If, for example, you receive a COVID-19-related distribution in 2020, you choose to include the distribution amount in income over a 3-year period (2020, 2021, and 2022), and you choose to repay the full amount to an eligible retirement plan in 2022, you may file amended federal income tax returns for 2020 and 2021 to claim a refund of the tax attributable to the amount of the distribution that you included in income for those years, and you will not be required to include any amount in income in 2022.

Delayed Loan Repayments

The IRS guidance provides helpful insight into the administration of suspended loan repayments, following principles similar to IRS Notice 2005-92, which implemented tax-favored distributions and plan loans under the Katrina Emergency Tax Relief Act of 2005 (KETRA) that was issued in IRS Notice 2005-92.  The IRS explained that for loans outstanding on or after March 27, 2020, if any repayment is due between March 27, 2020, and December 31, 2020, the due date for that repayment may be delayed for up to one year.  After the suspension period, the loan must be re-amortized to reflect the delay and interest accruing during the delay.

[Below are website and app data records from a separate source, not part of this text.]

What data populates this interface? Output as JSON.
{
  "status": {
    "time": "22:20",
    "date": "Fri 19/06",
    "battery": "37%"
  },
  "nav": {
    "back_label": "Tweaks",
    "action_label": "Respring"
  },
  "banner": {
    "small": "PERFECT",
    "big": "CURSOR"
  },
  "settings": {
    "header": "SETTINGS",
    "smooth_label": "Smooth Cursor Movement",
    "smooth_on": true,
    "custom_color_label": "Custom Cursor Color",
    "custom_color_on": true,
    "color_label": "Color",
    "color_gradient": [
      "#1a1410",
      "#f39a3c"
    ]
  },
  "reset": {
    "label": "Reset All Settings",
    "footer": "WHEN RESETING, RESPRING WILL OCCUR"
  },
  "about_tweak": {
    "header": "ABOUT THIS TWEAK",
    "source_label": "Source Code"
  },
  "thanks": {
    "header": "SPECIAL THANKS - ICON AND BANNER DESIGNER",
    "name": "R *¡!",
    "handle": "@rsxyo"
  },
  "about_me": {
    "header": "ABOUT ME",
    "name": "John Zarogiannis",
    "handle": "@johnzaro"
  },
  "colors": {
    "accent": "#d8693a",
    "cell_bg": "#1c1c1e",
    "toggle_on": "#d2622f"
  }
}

The IRS never fully explained back in 2005 how the KETRA 1-year loan suspension rule should operate, opting instead to announce a “safe harbor” that allowed plans to suspend loan repayments only until the end of the allowable suspension period (maximum 16 months for KETRA loans, but only 9 months for COVID-19 loans).  Immediately after the repayment suspension period ended, the remaining loan balance including accrued unpaid interest would be re-amortized so the loan will be repaid in level installments within 5 years from the original loan date PLUS the actual length of the KETRA loan suspension period applicable to each individual.

IRS Notice 2005-92 described how the safe harbor rules applied to these delayed loan repayment rules for Katrina-related loans using the following example:

Example. On March 31, 2005, a participant with a nonforfeitable account balance of $40,000 borrowed $20,000 to be repaid in level monthly installments of $394 each over 5 years, with the repayments to be made by payroll withholding. The participant makes 8 monthly payments until December 1, 2005. The participant’s home is in the Hurricane Katrina disaster area and the participant sustained an economic loss. The participant’s employer takes action to suspend payroll withholding repayments, for the period from December 1, 2005, through the end of 2006, for loans to qualified individuals that are outstanding on or after August 25, 2005 . . . [N]o further repayments are made on the participant’s loan until January 1, 2007 (when the balance is $19,045). At that time, Repayments on the loan resume, with the amount of each monthly installment increased to $423 in order to repay the loan by April 30, 2011 (which is the date the loan originally would have been fully repaid, plus the 13-month loan suspension period that resulted from Hurricane Katrina).

We anticipate the IRS will issue additional guidance consistent with IRS Notice 2005-92.  Until such additional guidance is issued, we recommend employers exercise caution and prudence in implementing these provisions.